Celebrating Women as Virgins

virgins of swaziland at the reed dance

Umhlanga, The Reed Dance - Lobamba, Swaziland

Click hear to listen to Paola talk about this festival

This is an excerpt from the book Celebrating Women.

Ndileka Mabusa attended college in Pretoria. Because she has been out of the country, she has never participated in a Reed Dance. As an Anglican, it is hard for her to imagine wearing such a skimpy skirt with neither top nor underwear, but she is longing to dance in the festival at least once. Ultimately, she decides she will feel comfortable if she bans her boyfriend from attending Umhlanga. The two of us go shopping for her costume.

Old women doing beadwork on the second floor of the Manzini Market direct us toward the stalls selling the requisite skirt, tassels, necklace, ankle bracelets, shields and knives. To my astonishment, Ndileka strips bare to try on the whole outfit. The women vendors jump up to help her dress and conduct an animated conversation in siSwati that she reports later: "They were talking about my body." "That's right," they said, "be proud of it."

The next day when Ndileka joins the throngs of maidens at Umhlanga, I lose track of her in the crowd of identically-dressed young women. Afterwards, she is still high on Swazi womanhood


when I locate her surrounded by Reed Dancers who are pulling their cell phones from underneath their shields, preparing to reconnect with the real world.

"It was wonderful." Ndileka bubbles. "I can't wait for next year! You are not afraid of showing your bum because the other girls have also got their bums out, your breasts because everybody's got their breasts out. You don't have to worry about someone staring at you because everyone is dressed the same. Some girls are really big and I was proud of them for showing off their bodies like that; they were confident."

"I met many people I knew and they had their friends so now I have even more friends. Plenty of boys were shouting at us, 'Hey sweetie, come here, can I see you after the dance?' But since we were many, we just ignored them or talked back, which was quite fun. Quite fun."

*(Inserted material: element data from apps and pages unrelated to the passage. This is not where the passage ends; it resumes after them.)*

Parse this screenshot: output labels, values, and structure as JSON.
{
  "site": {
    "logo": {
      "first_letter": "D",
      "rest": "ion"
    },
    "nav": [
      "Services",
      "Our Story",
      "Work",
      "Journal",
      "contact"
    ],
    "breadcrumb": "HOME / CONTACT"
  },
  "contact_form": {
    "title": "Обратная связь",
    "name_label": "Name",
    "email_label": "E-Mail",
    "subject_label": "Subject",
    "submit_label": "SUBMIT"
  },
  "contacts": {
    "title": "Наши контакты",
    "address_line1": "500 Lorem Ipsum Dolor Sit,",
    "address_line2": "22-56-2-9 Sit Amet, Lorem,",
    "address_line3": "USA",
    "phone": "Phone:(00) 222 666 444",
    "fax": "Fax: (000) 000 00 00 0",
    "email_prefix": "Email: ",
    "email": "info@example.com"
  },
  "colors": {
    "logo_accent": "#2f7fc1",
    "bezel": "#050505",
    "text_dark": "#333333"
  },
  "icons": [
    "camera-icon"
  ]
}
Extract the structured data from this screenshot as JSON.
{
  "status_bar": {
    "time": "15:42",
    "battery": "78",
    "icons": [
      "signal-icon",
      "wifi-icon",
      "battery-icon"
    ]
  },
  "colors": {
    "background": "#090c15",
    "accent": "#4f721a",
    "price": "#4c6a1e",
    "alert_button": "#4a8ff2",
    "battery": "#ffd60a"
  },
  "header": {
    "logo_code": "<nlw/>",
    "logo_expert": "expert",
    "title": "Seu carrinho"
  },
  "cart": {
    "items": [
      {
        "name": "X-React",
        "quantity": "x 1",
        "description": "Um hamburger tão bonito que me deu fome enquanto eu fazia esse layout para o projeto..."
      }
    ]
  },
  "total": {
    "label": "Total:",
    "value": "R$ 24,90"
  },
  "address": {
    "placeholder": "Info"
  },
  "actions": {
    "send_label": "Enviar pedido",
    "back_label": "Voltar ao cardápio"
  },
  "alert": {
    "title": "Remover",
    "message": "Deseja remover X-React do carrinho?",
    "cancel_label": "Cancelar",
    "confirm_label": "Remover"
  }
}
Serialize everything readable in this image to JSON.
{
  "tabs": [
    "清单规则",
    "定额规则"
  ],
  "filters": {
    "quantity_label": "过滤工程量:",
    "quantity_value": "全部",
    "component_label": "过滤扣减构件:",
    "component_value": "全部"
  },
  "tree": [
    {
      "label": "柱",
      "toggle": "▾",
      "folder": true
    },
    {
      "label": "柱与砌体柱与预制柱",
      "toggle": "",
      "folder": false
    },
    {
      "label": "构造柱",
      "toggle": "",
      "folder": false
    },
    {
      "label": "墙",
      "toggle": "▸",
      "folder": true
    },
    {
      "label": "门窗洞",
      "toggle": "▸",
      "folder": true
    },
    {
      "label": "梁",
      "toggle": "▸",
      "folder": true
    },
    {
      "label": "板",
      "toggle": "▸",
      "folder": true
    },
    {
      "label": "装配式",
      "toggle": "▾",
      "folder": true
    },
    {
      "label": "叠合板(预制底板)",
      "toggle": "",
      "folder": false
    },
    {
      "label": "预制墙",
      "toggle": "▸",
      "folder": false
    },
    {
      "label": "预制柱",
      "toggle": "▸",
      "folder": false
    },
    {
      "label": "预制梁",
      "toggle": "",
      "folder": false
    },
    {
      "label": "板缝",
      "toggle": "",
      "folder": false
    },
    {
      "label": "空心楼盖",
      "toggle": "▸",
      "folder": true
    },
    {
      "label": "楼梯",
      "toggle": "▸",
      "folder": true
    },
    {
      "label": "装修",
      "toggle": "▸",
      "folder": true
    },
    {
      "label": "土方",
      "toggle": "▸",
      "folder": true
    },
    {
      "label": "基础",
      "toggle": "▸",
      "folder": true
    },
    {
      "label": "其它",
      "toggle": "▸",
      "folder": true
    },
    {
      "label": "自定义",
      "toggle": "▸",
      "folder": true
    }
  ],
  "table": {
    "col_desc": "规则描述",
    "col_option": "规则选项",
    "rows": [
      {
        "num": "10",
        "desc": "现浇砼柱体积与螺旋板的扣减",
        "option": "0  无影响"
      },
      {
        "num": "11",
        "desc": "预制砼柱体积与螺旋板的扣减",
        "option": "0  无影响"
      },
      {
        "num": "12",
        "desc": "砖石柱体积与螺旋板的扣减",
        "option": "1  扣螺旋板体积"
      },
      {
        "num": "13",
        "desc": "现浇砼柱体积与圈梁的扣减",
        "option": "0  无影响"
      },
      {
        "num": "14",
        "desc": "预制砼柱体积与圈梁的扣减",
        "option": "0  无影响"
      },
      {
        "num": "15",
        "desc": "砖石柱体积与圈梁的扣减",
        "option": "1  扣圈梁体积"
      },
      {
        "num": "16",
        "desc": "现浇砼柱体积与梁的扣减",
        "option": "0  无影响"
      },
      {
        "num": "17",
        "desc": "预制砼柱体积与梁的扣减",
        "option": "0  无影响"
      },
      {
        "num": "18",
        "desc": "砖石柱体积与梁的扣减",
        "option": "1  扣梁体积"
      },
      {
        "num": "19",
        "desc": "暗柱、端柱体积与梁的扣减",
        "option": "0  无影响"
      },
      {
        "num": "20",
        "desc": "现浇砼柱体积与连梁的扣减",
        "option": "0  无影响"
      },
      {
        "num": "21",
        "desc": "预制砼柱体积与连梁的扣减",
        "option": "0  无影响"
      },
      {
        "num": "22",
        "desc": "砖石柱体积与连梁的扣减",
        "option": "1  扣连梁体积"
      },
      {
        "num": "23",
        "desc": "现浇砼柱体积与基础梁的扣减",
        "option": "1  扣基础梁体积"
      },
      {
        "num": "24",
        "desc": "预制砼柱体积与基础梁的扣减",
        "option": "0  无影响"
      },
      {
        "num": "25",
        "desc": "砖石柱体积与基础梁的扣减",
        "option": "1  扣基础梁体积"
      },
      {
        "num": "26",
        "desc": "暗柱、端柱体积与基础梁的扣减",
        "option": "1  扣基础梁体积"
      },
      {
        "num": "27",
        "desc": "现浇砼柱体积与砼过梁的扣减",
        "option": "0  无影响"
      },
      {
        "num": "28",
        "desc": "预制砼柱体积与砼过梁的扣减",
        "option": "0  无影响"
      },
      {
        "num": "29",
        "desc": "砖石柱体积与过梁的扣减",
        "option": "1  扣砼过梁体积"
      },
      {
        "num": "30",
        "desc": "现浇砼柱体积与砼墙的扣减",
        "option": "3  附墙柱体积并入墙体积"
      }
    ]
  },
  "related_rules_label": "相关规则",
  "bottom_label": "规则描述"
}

Buy the Book

copyyright © 2004 - Paola Gianturco | Site Map